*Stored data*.
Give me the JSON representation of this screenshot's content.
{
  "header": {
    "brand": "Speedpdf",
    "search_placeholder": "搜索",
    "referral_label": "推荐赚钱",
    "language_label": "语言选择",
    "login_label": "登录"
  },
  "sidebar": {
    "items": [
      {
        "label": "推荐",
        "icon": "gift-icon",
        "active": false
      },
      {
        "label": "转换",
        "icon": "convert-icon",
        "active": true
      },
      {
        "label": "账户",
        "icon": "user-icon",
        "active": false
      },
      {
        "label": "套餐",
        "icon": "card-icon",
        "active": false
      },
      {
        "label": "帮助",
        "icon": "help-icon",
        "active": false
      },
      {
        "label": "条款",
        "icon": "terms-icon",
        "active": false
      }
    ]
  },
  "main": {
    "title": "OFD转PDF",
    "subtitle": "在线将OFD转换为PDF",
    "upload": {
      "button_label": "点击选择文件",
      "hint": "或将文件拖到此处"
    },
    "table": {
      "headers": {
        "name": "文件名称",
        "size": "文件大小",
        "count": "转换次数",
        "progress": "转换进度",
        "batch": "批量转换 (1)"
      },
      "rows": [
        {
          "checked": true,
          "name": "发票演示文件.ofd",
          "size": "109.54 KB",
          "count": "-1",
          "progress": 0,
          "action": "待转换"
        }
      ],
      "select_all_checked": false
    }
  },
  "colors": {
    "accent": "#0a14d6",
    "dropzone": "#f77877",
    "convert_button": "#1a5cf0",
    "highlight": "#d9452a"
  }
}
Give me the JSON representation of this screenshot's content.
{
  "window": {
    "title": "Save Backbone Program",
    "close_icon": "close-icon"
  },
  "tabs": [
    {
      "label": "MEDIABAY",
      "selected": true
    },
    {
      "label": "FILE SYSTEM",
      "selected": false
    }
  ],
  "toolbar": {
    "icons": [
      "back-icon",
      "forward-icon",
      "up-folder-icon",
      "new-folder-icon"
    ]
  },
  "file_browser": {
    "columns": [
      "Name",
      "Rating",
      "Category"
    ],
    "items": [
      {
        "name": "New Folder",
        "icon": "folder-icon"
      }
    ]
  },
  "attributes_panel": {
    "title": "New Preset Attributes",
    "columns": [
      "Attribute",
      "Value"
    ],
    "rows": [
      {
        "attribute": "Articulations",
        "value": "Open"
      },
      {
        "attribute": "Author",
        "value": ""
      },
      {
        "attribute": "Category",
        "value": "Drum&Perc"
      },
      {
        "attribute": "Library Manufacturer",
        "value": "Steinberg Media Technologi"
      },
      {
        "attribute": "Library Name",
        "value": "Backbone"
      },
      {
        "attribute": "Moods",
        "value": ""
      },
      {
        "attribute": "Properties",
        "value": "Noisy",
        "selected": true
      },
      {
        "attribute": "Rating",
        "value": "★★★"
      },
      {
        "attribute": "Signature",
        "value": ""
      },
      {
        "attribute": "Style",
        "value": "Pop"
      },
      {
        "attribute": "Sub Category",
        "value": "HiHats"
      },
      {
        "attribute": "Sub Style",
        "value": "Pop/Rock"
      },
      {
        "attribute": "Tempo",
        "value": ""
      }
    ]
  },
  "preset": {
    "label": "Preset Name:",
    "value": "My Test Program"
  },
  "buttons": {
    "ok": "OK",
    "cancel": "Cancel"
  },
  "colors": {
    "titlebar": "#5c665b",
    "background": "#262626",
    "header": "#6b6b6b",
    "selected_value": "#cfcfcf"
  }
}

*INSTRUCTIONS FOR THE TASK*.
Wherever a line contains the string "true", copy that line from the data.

*TASK OUTPUT*.
        "active": true
          "checked": true,
      "selected": true
        "selected": true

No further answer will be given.